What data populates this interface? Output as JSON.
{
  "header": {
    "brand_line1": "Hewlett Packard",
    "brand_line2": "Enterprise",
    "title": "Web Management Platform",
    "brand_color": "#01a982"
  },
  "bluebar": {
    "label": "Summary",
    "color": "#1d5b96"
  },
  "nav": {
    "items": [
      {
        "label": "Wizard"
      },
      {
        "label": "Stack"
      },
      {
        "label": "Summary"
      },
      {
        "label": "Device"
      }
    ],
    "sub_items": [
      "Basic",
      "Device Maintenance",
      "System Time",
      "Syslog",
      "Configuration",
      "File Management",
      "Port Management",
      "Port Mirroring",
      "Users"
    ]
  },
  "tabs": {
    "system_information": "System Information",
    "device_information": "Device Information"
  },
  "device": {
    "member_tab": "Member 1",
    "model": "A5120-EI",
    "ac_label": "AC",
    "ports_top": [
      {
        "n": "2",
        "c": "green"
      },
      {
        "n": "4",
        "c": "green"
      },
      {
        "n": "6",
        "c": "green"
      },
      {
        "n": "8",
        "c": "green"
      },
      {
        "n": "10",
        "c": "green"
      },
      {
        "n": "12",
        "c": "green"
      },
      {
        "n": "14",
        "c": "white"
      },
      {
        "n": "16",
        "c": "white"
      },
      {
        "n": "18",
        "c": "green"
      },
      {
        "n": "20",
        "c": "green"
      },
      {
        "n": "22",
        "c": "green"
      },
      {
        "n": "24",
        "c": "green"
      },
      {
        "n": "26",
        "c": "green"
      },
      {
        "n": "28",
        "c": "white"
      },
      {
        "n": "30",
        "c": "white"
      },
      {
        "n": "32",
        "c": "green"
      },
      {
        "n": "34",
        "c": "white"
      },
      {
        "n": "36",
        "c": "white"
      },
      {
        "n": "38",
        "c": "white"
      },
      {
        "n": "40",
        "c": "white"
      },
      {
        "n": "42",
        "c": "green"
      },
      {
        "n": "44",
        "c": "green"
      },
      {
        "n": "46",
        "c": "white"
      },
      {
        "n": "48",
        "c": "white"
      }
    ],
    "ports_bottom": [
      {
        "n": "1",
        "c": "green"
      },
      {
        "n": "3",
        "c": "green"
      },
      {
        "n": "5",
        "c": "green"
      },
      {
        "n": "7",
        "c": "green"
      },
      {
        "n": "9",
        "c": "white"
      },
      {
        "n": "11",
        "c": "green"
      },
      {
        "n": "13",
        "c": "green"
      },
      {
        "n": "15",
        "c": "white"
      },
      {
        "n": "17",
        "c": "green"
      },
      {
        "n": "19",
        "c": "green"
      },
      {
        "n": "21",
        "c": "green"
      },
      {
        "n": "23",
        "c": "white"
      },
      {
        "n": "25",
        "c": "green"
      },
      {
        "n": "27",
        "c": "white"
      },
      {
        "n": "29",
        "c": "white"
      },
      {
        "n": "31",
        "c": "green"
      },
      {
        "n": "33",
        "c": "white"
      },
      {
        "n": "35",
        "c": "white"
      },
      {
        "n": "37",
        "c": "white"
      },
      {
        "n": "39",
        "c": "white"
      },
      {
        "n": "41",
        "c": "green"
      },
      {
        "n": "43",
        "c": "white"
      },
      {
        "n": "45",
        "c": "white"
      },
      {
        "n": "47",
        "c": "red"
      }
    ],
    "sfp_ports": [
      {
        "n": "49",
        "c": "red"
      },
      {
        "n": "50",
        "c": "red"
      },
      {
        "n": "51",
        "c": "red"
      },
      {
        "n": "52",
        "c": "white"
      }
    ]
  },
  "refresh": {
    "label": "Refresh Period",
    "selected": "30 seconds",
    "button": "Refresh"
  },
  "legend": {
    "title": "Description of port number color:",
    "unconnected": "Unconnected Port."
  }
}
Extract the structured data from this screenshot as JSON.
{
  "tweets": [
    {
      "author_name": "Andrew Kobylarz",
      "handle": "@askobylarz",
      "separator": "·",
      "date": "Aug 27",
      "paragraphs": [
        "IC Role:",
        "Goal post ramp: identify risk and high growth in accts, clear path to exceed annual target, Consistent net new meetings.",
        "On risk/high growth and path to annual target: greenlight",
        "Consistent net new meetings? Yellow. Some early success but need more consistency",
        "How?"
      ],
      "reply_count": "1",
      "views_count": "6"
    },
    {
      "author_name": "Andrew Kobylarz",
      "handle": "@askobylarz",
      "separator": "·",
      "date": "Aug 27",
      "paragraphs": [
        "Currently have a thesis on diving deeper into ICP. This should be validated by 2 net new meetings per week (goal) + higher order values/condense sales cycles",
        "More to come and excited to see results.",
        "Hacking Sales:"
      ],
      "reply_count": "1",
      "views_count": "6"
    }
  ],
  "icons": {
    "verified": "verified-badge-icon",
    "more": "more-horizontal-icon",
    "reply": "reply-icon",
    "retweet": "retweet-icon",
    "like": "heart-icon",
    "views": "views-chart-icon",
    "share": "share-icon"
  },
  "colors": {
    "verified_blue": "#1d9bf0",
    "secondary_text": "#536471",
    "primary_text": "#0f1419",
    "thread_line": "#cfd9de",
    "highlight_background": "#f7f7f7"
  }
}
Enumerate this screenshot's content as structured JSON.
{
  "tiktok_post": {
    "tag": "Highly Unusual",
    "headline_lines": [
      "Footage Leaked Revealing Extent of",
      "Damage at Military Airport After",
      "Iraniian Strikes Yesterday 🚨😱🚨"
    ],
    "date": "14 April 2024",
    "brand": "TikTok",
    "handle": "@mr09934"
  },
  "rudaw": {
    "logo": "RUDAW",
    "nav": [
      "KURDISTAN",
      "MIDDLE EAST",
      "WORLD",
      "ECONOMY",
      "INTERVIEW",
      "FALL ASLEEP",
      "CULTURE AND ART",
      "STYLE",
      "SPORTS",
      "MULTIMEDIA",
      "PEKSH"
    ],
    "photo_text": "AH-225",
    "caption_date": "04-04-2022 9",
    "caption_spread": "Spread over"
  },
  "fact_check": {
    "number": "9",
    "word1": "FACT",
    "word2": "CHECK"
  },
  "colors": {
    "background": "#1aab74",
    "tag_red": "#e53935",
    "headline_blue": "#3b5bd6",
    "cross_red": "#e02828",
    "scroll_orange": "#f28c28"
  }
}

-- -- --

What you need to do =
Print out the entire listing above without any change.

Expected output =
What data populates this interface? Output as JSON.
{
  "header": {
    "brand_line1": "Hewlett Packard",
    "brand_line2": "Enterprise",
    "title": "Web Management Platform",
    "brand_color": "#01a982"
  },
  "bluebar": {
    "label": "Summary",
    "color": "#1d5b96"
  },
  "nav": {
    "items": [
      {
        "label": "Wizard"
      },
      {
        "label": "Stack"
      },
      {
        "label": "Summary"
      },
      {
        "label": "Device"
      }
    ],
    "sub_items": [
      "Basic",
      "Device Maintenance",
      "System Time",
      "Syslog",
      "Configuration",
      "File Management",
      "Port Management",
      "Port Mirroring",
      "Users"
    ]
  },
  "tabs": {
    "system_information": "System Information",
    "device_information": "Device Information"
  },
  "device": {
    "member_tab": "Member 1",
    "model": "A5120-EI",
    "ac_label": "AC",
    "ports_top": [
      {
        "n": "2",
        "c": "green"
      },
      {
        "n": "4",
        "c": "green"
      },
      {
        "n": "6",
        "c": "green"
      },
      {
        "n": "8",
        "c": "green"
      },
      {
        "n": "10",
        "c": "green"
      },
      {
        "n": "12",
        "c": "green"
      },
      {
        "n": "14",
        "c": "white"
      },
      {
        "n": "16",
        "c": "white"
      },
      {
        "n": "18",
        "c": "green"
      },
      {
        "n": "20",
        "c": "green"
      },
      {
        "n": "22",
        "c": "green"
      },
      {
        "n": "24",
        "c": "green"
      },
      {
        "n": "26",
        "c": "green"
      },
      {
        "n": "28",
        "c": "white"
      },
      {
        "n": "30",
        "c": "white"
      },
      {
        "n": "32",
        "c": "green"
      },
      {
        "n": "34",
        "c": "white"
      },
      {
        "n": "36",
        "c": "white"
      },
      {
        "n": "38",
        "c": "white"
      },
      {
        "n": "40",
        "c": "white"
      },
      {
        "n": "42",
        "c": "green"
      },
      {
        "n": "44",
        "c": "green"
      },
      {
        "n": "46",
        "c": "white"
      },
      {
        "n": "48",
        "c": "white"
      }
    ],
    "ports_bottom": [
      {
        "n": "1",
        "c": "green"
      },
      {
        "n": "3",
        "c": "green"
      },
      {
        "n": "5",
        "c": "green"
      },
      {
        "n": "7",
        "c": "green"
      },
      {
        "n": "9",
        "c": "white"
      },
      {
        "n": "11",
        "c": "green"
      },
      {
        "n": "13",
        "c": "green"
      },
      {
        "n": "15",
        "c": "white"
      },
      {
        "n": "17",
        "c": "green"
      },
      {
        "n": "19",
        "c": "green"
      },
      {
        "n": "21",
        "c": "green"
      },
      {
        "n": "23",
        "c": "white"
      },
      {
        "n": "25",
        "c": "green"
      },
      {
        "n": "27",
        "c": "white"
      },
      {
        "n": "29",
        "c": "white"
      },
      {
        "n": "31",
        "c": "green"
      },
      {
        "n": "33",
        "c": "white"
      },
      {
        "n": "35",
        "c": "white"
      },
      {
        "n": "37",
        "c": "white"
      },
      {
        "n": "39",
        "c": "white"
      },
      {
        "n": "41",
        "c": "green"
      },
      {
        "n": "43",
        "c": "white"
      },
      {
        "n": "45",
        "c": "white"
      },
      {
        "n": "47",
        "c": "red"
      }
    ],
    "sfp_ports": [
      {
        "n": "49",
        "c": "red"
      },
      {
        "n": "50",
        "c": "red"
      },
      {
        "n": "51",
        "c": "red"
      },
      {
        "n": "52",
        "c": "white"
      }
    ]
  },
  "refresh": {
    "label": "Refresh Period",
    "selected": "30 seconds",
    "button": "Refresh"
  },
  "legend": {
    "title": "Description of port number color:",
    "unconnected": "Unconnected Port."
  }
}
Extract the structured data from this screenshot as JSON.
{
  "tweets": [
    {
      "author_name": "Andrew Kobylarz",
      "handle": "@askobylarz",
      "separator": "·",
      "date": "Aug 27",
      "paragraphs": [
        "IC Role:",
        "Goal post ramp: identify risk and high growth in accts, clear path to exceed annual target, Consistent net new meetings.",
        "On risk/high growth and path to annual target: greenlight",
        "Consistent net new meetings? Yellow. Some early success but need more consistency",
        "How?"
      ],
      "reply_count": "1",
      "views_count": "6"
    },
    {
      "author_name": "Andrew Kobylarz",
      "handle": "@askobylarz",
      "separator": "·",
      "date": "Aug 27",
      "paragraphs": [
        "Currently have a thesis on diving deeper into ICP. This should be validated by 2 net new meetings per week (goal) + higher order values/condense sales cycles",
        "More to come and excited to see results.",
        "Hacking Sales:"
      ],
      "reply_count": "1",
      "views_count": "6"
    }
  ],
  "icons": {
    "verified": "verified-badge-icon",
    "more": "more-horizontal-icon",
    "reply": "reply-icon",
    "retweet": "retweet-icon",
    "like": "heart-icon",
    "views": "views-chart-icon",
    "share": "share-icon"
  },
  "colors": {
    "verified_blue": "#1d9bf0",
    "secondary_text": "#536471",
    "primary_text": "#0f1419",
    "thread_line": "#cfd9de",
    "highlight_background": "#f7f7f7"
  }
}
Enumerate this screenshot's content as structured JSON.
{
  "tiktok_post": {
    "tag": "Highly Unusual",
    "headline_lines": [
      "Footage Leaked Revealing Extent of",
      "Damage at Military Airport After",
      "Iraniian Strikes Yesterday 🚨😱🚨"
    ],
    "date": "14 April 2024",
    "brand": "TikTok",
    "handle": "@mr09934"
  },
  "rudaw": {
    "logo": "RUDAW",
    "nav": [
      "KURDISTAN",
      "MIDDLE EAST",
      "WORLD",
      "ECONOMY",
      "INTERVIEW",
      "FALL ASLEEP",
      "CULTURE AND ART",
      "STYLE",
      "SPORTS",
      "MULTIMEDIA",
      "PEKSH"
    ],
    "photo_text": "AH-225",
    "caption_date": "04-04-2022 9",
    "caption_spread": "Spread over"
  },
  "fact_check": {
    "number": "9",
    "word1": "FACT",
    "word2": "CHECK"
  },
  "colors": {
    "background": "#1aab74",
    "tag_red": "#e53935",
    "headline_blue": "#3b5bd6",
    "cross_red": "#e02828",
    "scroll_orange": "#f28c28"
  }
}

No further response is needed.